“The Artist” was one of the most popular of the nine films nominated for the Academy Award and winner for Best Film, Best Actor, and Best Director Michel Hazanavicius during Oscar Night 2012.
Back in the early years of silent films, the actor’s eyes, exaggerated facial expressions, gestures and movements were meant to tell the story without talking. All of their emotions had to be portrayed visually. The audience could only determine the mood and follow the plot with these acting techniques and the titles on the screen. The movie theaters also had a pianist playing mood music synchronized to the action.
The silent film era brought entertainment to their adoring fans from the 20’s to the early 30’s but “The Artist” is the story of George Valentin (Jean Dujardin) one of the stars who was discarded with the rise of the talkies.
The award winning French actor and comedian Jean Dujardin was the perfect choice for the part. He held each scene as his winning charm and personality captivated audiences. Just like clay, Jean’s handsome face was so flexible, so expressive, that we knew immediately what he was feeling. Life seemed perfect as George celebrated his success at the premiere of his latest film. George’s part was fashioned after Douglas Fairbanks.
In the middle of a press photo session, suddenly the attractive Peppy Miller ( Bérénice Bejo ) accidently bumped into George. One of the most beautiful moments in the movie, his face expressed surprise and attraction when their eyes met. Peppy looked so appealing and vivacious with a touch of innocence. The next day the newspaper headlines read, “Who’s that Girl?”
George arranged for Peppy to have an acting part in his next film and she soon became famous. Their paths were intertwined yet George’s moved in the other direction. His inability to adapt to talkies changed everything! Now an actor’s voice made the difference and George’s voice didn’t measure up to the new standards.

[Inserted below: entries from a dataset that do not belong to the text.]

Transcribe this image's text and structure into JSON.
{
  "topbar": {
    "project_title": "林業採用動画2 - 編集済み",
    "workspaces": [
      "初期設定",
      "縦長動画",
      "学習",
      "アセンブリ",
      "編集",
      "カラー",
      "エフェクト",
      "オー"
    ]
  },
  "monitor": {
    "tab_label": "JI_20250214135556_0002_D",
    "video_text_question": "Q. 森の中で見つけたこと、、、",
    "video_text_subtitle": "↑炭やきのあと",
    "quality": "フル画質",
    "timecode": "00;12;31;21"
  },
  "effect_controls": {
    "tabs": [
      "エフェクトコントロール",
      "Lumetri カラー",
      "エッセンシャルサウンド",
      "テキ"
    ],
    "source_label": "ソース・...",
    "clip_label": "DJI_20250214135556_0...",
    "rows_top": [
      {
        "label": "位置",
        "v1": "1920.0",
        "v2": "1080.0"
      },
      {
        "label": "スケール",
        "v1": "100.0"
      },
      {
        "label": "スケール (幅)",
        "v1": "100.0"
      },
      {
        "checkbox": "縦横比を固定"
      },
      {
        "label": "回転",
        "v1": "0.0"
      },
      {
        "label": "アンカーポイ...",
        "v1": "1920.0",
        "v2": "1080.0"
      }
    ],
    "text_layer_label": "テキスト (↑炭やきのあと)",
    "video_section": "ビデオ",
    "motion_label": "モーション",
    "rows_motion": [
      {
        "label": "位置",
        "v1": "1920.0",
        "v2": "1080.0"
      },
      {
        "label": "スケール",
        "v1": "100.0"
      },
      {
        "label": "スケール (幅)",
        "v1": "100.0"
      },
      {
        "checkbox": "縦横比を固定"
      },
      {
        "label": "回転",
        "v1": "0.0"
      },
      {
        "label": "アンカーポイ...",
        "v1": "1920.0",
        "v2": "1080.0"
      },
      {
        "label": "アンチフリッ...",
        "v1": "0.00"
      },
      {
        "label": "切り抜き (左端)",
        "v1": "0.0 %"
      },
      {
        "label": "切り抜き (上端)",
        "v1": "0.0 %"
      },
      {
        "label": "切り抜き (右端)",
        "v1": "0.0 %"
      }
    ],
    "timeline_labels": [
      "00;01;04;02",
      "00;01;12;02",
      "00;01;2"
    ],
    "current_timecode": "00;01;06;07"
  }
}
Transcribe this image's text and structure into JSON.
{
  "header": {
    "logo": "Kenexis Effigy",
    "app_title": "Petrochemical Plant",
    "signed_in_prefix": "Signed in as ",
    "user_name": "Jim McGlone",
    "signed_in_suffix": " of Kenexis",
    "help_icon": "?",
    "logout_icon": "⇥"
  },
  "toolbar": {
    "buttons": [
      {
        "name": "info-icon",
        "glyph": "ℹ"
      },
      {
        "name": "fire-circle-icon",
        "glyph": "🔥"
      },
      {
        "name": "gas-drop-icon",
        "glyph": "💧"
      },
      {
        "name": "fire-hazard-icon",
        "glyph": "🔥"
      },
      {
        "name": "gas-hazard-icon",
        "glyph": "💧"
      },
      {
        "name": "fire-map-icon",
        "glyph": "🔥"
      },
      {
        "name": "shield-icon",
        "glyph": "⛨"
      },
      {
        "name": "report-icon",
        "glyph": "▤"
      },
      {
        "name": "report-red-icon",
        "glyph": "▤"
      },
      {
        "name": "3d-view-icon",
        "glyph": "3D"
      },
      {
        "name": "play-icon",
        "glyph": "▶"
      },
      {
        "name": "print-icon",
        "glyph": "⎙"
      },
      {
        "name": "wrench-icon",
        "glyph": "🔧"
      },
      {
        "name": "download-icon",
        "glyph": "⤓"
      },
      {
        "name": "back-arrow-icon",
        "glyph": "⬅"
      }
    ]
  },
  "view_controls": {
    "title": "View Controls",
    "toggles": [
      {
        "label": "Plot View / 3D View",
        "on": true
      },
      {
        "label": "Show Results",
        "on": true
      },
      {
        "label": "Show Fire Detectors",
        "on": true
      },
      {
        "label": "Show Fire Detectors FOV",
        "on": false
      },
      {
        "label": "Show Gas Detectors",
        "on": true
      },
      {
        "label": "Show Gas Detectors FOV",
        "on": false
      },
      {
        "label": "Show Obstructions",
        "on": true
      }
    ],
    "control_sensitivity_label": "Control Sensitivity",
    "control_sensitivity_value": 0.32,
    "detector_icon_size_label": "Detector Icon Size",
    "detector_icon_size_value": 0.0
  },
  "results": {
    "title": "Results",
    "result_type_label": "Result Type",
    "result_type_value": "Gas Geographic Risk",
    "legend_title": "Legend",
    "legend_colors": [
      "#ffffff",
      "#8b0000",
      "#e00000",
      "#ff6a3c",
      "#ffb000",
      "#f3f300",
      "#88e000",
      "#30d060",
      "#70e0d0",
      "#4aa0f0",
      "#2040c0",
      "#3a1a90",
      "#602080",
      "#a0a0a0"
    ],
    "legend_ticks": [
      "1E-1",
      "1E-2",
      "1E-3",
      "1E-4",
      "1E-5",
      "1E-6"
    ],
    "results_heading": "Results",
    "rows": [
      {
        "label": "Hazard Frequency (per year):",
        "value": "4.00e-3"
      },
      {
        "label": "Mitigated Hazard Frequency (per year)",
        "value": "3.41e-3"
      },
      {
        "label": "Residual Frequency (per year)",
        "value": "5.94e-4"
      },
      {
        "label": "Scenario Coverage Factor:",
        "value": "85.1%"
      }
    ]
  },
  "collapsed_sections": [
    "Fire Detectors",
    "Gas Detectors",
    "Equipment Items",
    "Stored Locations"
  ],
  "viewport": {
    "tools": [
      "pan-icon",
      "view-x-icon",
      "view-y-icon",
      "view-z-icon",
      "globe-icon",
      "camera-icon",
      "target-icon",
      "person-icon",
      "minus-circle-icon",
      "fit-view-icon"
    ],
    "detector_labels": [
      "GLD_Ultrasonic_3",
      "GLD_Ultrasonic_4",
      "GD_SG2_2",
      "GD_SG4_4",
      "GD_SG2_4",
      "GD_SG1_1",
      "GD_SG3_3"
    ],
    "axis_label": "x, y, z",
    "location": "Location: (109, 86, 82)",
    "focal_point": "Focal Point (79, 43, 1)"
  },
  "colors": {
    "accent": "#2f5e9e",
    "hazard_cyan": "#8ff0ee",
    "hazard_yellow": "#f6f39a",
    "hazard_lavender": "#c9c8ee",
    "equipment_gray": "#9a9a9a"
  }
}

After pawning his tux and valuables, George was a sad sight especially to Peppy. She secretly followed him determined to find a way to bring him back into show business.
“The Artist’s” plot was similar to the classic 1952 musical comedy “Singing in the Rain” with Debbie Reynolds, Donald O’Conner, Gene Kelly and Jean Hagen, but the character Lina Lamont, played by Jean Hagen, was not as likable as George.
“The Artist” was skillfully written with a sincere appreciation and dedication to the art of film making and the stars of the Silent Film era. Many silent film stars actually did face this problem of transitioning to the talkies.
“The Artist” is the first silent film to win the Oscar in 83 years since the World War I film “Wings” at the first Oscars in 1929.